Punk dead? Think twice. Not only does Mornington Crescent keep this genre alive, as often happens with all sorts of bands that can not escape their childhood, but they also bring an enlivening of Punk. Perhaps this is possible because Erik (drums, --constantly producing steam from behind the drums in a very special way), Emile (guitar), Stan (guitar), Jasper (bass) and Hans (vocals) just keep doing it for fun. "We all like different kinds of music, but this music is the best for us to play, the best way to blow off steam."

It all starts rather cliche over two years ago. A couple of friends rehearse in a garage - which they have had to abandon due to the noise - a couple of gigs at schools follow and they keep enjoying it. "Even though there are hardly any places in Noord for bands to rehearse." Then their star is rising: two gigs at the Paradiso. Almost obligatory for a band in their genre to move ahead. And move ahead they do. A self-published single appeared and they hope to be gigging regularly the coming year.

In the meantime the band has had twelve different names and some 25 band members have come and gone. "The singers were either just not good enough or they didn't speak English well enough," Erik says. During the rehearsal I really wonder whether proper knowledge of the English language is actually needed.
The Frankenstein-like sound that Hans produces sounds mean, but is well intended. Unfortunately he can hardly be heard over the guitar parts. "Oh well, actually the lyrics are not that important, it's the vocal support that matters. The lyrics don't have any political content or anything. We do have one song against religion, but then you have to," Jasper quips. And Mornington Crescent, does that mean anything? Stan: "I was in England and I ended up at a subway station by that name. It just sounds good."

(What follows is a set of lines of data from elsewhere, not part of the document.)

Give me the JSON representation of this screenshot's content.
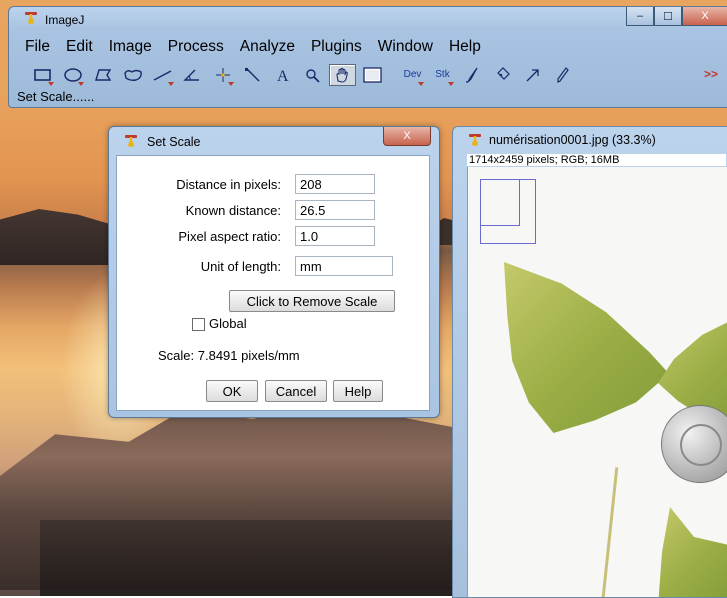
{
  "ij_window": {
    "title": "ImageJ",
    "menu": [
      "File",
      "Edit",
      "Image",
      "Process",
      "Analyze",
      "Plugins",
      "Window",
      "Help"
    ],
    "tools": [
      "rectangle-tool",
      "oval-tool",
      "polygon-tool",
      "freehand-tool",
      "line-tool",
      "angle-tool",
      "point-tool",
      "wand-tool",
      "text-tool",
      "magnifier-tool",
      "hand-tool",
      "color-picker-tool"
    ],
    "selected_tool": "hand-tool",
    "extra_tools": {
      "dev": "Dev",
      "stk": "Stk",
      "more": ">>"
    },
    "status": "Set Scale......",
    "window_controls": {
      "minimize": "–",
      "maximize": "☐",
      "close": "X"
    }
  },
  "image_window": {
    "title": "numérisation0001.jpg (33.3%)",
    "info": "1714x2459 pixels; RGB; 16MB"
  },
  "dialog": {
    "title": "Set Scale",
    "close": "X",
    "fields": {
      "distance_label": "Distance in pixels:",
      "distance_value": "208",
      "known_label": "Known distance:",
      "known_value": "26.5",
      "aspect_label": "Pixel aspect ratio:",
      "aspect_value": "1.0",
      "unit_label": "Unit of length:",
      "unit_value": "mm"
    },
    "remove_scale_button": "Click to Remove Scale",
    "global_label": "Global",
    "global_checked": false,
    "scale_text": "Scale: 7.8491 pixels/mm",
    "ok_button": "OK",
    "cancel_button": "Cancel",
    "help_button": "Help"
  },
  "colors": {
    "window_frame": "#a9c4e2",
    "close_button": "#c7634d",
    "accent_red": "#c0392b"
  }
}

Rough, is a good word to describe Mornington Crescent's songs. Tight compositions with successive changes in accent and accelerations, like water in a mountain stream that is sometimes pressed through narrows to finally end in a waterfall. Time of this flow from start to end is usually not longer than about a minute and a halve, although there is a sullen song that lasts a bit longer. "Was it three verses or two?" They write their own songs, of course. "We don't copy anything, but inevitably you will use things from music you like, unintentionally. Covering songs is just not possible because our individual tastes are very different," Stan tells convincingly. The Dead Kennedys and Motorhead t-shirts illustrate his story. With a repertoire of about 25 songs it is not easy to stay original. "This is possible because all the band members write the songs. Someone suggests something and the others add to it. The lyrics then follow."

About their successful counterparts Drukwerk - other bands in Noord usually have a short life span - "We used to like them. A nice band that, especially in the beginning, made nice music. But now they have become too commercial." Jealousy or not, Mornington Crescent will not be fit for the disco for a while. But for anyone that wants to consume some cheerful decibels and blow off some steam, a Mornington Crescent gig is the king of the crop.